= Task objective =
An exact restatement of the entire listing is needed, excluding all images.

= Source data =
——

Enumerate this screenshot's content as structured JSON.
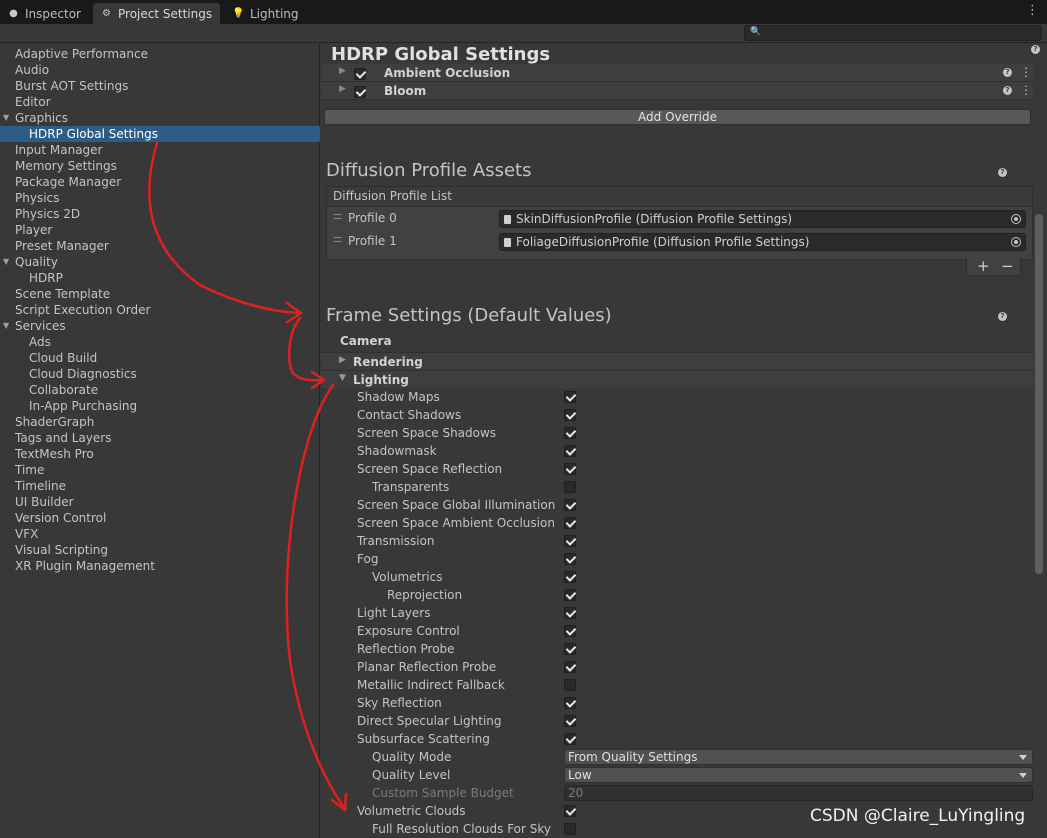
{
  "tabs": [
    {
      "label": "Inspector",
      "icon": "info-icon"
    },
    {
      "label": "Project Settings",
      "icon": "gear-icon"
    },
    {
      "label": "Lighting",
      "icon": "lightbulb-icon"
    }
  ],
  "sidebar": {
    "items": [
      {
        "label": "Adaptive Performance"
      },
      {
        "label": "Audio"
      },
      {
        "label": "Burst AOT Settings"
      },
      {
        "label": "Editor"
      },
      {
        "label": "Graphics",
        "expanded": true
      },
      {
        "label": "HDRP Global Settings",
        "selected": true
      },
      {
        "label": "Input Manager"
      },
      {
        "label": "Memory Settings"
      },
      {
        "label": "Package Manager"
      },
      {
        "label": "Physics"
      },
      {
        "label": "Physics 2D"
      },
      {
        "label": "Player"
      },
      {
        "label": "Preset Manager"
      },
      {
        "label": "Quality",
        "expanded": true
      },
      {
        "label": "HDRP"
      },
      {
        "label": "Scene Template"
      },
      {
        "label": "Script Execution Order"
      },
      {
        "label": "Services",
        "expanded": true
      },
      {
        "label": "Ads"
      },
      {
        "label": "Cloud Build"
      },
      {
        "label": "Cloud Diagnostics"
      },
      {
        "label": "Collaborate"
      },
      {
        "label": "In-App Purchasing"
      },
      {
        "label": "ShaderGraph"
      },
      {
        "label": "Tags and Layers"
      },
      {
        "label": "TextMesh Pro"
      },
      {
        "label": "Time"
      },
      {
        "label": "Timeline"
      },
      {
        "label": "UI Builder"
      },
      {
        "label": "Version Control"
      },
      {
        "label": "VFX"
      },
      {
        "label": "Visual Scripting"
      },
      {
        "label": "XR Plugin Management"
      }
    ]
  },
  "main": {
    "title": "HDRP Global Settings",
    "volume_overrides": [
      {
        "label": "Ambient Occlusion",
        "enabled": true
      },
      {
        "label": "Bloom",
        "enabled": true
      }
    ],
    "add_override_label": "Add Override",
    "diffusion": {
      "title": "Diffusion Profile Assets",
      "list_label": "Diffusion Profile List",
      "profiles": [
        {
          "name": "Profile 0",
          "value": "SkinDiffusionProfile (Diffusion Profile Settings)"
        },
        {
          "name": "Profile 1",
          "value": "FoliageDiffusionProfile (Diffusion Profile Settings)"
        }
      ],
      "add_symbol": "+",
      "remove_symbol": "−"
    },
    "frame_settings": {
      "title": "Frame Settings (Default Values)",
      "category": "Camera",
      "rendering_label": "Rendering",
      "lighting_label": "Lighting",
      "rows": [
        {
          "label": "Shadow Maps",
          "checked": true
        },
        {
          "label": "Contact Shadows",
          "checked": true
        },
        {
          "label": "Screen Space Shadows",
          "checked": true
        },
        {
          "label": "Shadowmask",
          "checked": true
        },
        {
          "label": "Screen Space Reflection",
          "checked": true
        },
        {
          "label": "Transparents",
          "checked": false
        },
        {
          "label": "Screen Space Global Illumination",
          "checked": true
        },
        {
          "label": "Screen Space Ambient Occlusion",
          "checked": true
        },
        {
          "label": "Transmission",
          "checked": true
        },
        {
          "label": "Fog",
          "checked": true
        },
        {
          "label": "Volumetrics",
          "checked": true
        },
        {
          "label": "Reprojection",
          "checked": true
        },
        {
          "label": "Light Layers",
          "checked": true
        },
        {
          "label": "Exposure Control",
          "checked": true
        },
        {
          "label": "Reflection Probe",
          "checked": true
        },
        {
          "label": "Planar Reflection Probe",
          "checked": true
        },
        {
          "label": "Metallic Indirect Fallback",
          "checked": false
        },
        {
          "label": "Sky Reflection",
          "checked": true
        },
        {
          "label": "Direct Specular Lighting",
          "checked": true
        },
        {
          "label": "Subsurface Scattering",
          "checked": true
        },
        {
          "label": "Quality Mode",
          "value": "From Quality Settings"
        },
        {
          "label": "Quality Level",
          "value": "Low"
        },
        {
          "label": "Custom Sample Budget",
          "value": "20"
        },
        {
          "label": "Volumetric Clouds",
          "checked": true
        },
        {
          "label": "Full Resolution Clouds For Sky",
          "checked": false
        }
      ]
    }
  },
  "watermark": "CSDN @Claire_LuYingling",
  "colors": {
    "selection": "#2c5d87",
    "background": "#383838",
    "annotation_arrow": "#e02020"
  }
}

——

= Exercise answer =
Enumerate this screenshot's content as structured JSON.
{
  "tabs": [
    {
      "label": "Inspector",
      "icon": "info-icon"
    },
    {
      "label": "Project Settings",
      "icon": "gear-icon"
    },
    {
      "label": "Lighting",
      "icon": "lightbulb-icon"
    }
  ],
  "sidebar": {
    "items": [
      {
        "label": "Adaptive Performance"
      },
      {
        "label": "Audio"
      },
      {
        "label": "Burst AOT Settings"
      },
      {
        "label": "Editor"
      },
      {
        "label": "Graphics",
        "expanded": true
      },
      {
        "label": "HDRP Global Settings",
        "selected": true
      },
      {
        "label": "Input Manager"
      },
      {
        "label": "Memory Settings"
      },
      {
        "label": "Package Manager"
      },
      {
        "label": "Physics"
      },
      {
        "label": "Physics 2D"
      },
      {
        "label": "Player"
      },
      {
        "label": "Preset Manager"
      },
      {
        "label": "Quality",
        "expanded": true
      },
      {
        "label": "HDRP"
      },
      {
        "label": "Scene Template"
      },
      {
        "label": "Script Execution Order"
      },
      {
        "label": "Services",
        "expanded": true
      },
      {
        "label": "Ads"
      },
      {
        "label": "Cloud Build"
      },
      {
        "label": "Cloud Diagnostics"
      },
      {
        "label": "Collaborate"
      },
      {
        "label": "In-App Purchasing"
      },
      {
        "label": "ShaderGraph"
      },
      {
        "label": "Tags and Layers"
      },
      {
        "label": "TextMesh Pro"
      },
      {
        "label": "Time"
      },
      {
        "label": "Timeline"
      },
      {
        "label": "UI Builder"
      },
      {
        "label": "Version Control"
      },
      {
        "label": "VFX"
      },
      {
        "label": "Visual Scripting"
      },
      {
        "label": "XR Plugin Management"
      }
    ]
  },
  "main": {
    "title": "HDRP Global Settings",
    "volume_overrides": [
      {
        "label": "Ambient Occlusion",
        "enabled": true
      },
      {
        "label": "Bloom",
        "enabled": true
      }
    ],
    "add_override_label": "Add Override",
    "diffusion": {
      "title": "Diffusion Profile Assets",
      "list_label": "Diffusion Profile List",
      "profiles": [
        {
          "name": "Profile 0",
          "value": "SkinDiffusionProfile (Diffusion Profile Settings)"
        },
        {
          "name": "Profile 1",
          "value": "FoliageDiffusionProfile (Diffusion Profile Settings)"
        }
      ],
      "add_symbol": "+",
      "remove_symbol": "−"
    },
    "frame_settings": {
      "title": "Frame Settings (Default Values)",
      "category": "Camera",
      "rendering_label": "Rendering",
      "lighting_label": "Lighting",
      "rows": [
        {
          "label": "Shadow Maps",
          "checked": true
        },
        {
          "label": "Contact Shadows",
          "checked": true
        },
        {
          "label": "Screen Space Shadows",
          "checked": true
        },
        {
          "label": "Shadowmask",
          "checked": true
        },
        {
          "label": "Screen Space Reflection",
          "checked": true
        },
        {
          "label": "Transparents",
          "checked": false
        },
        {
          "label": "Screen Space Global Illumination",
          "checked": true
        },
        {
          "label": "Screen Space Ambient Occlusion",
          "checked": true
        },
        {
          "label": "Transmission",
          "checked": true
        },
        {
          "label": "Fog",
          "checked": true
        },
        {
          "label": "Volumetrics",
          "checked": true
        },
        {
          "label": "Reprojection",
          "checked": true
        },
        {
          "label": "Light Layers",
          "checked": true
        },
        {
          "label": "Exposure Control",
          "checked": true
        },
        {
          "label": "Reflection Probe",
          "checked": true
        },
        {
          "label": "Planar Reflection Probe",
          "checked": true
        },
        {
          "label": "Metallic Indirect Fallback",
          "checked": false
        },
        {
          "label": "Sky Reflection",
          "checked": true
        },
        {
          "label": "Direct Specular Lighting",
          "checked": true
        },
        {
          "label": "Subsurface Scattering",
          "checked": true
        },
        {
          "label": "Quality Mode",
          "value": "From Quality Settings"
        },
        {
          "label": "Quality Level",
          "value": "Low"
        },
        {
          "label": "Custom Sample Budget",
          "value": "20"
        },
        {
          "label": "Volumetric Clouds",
          "checked": true
        },
        {
          "label": "Full Resolution Clouds For Sky",
          "checked": false
        }
      ]
    }
  },
  "watermark": "CSDN @Claire_LuYingling",
  "colors": {
    "selection": "#2c5d87",
    "background": "#383838",
    "annotation_arrow": "#e02020"
  }
}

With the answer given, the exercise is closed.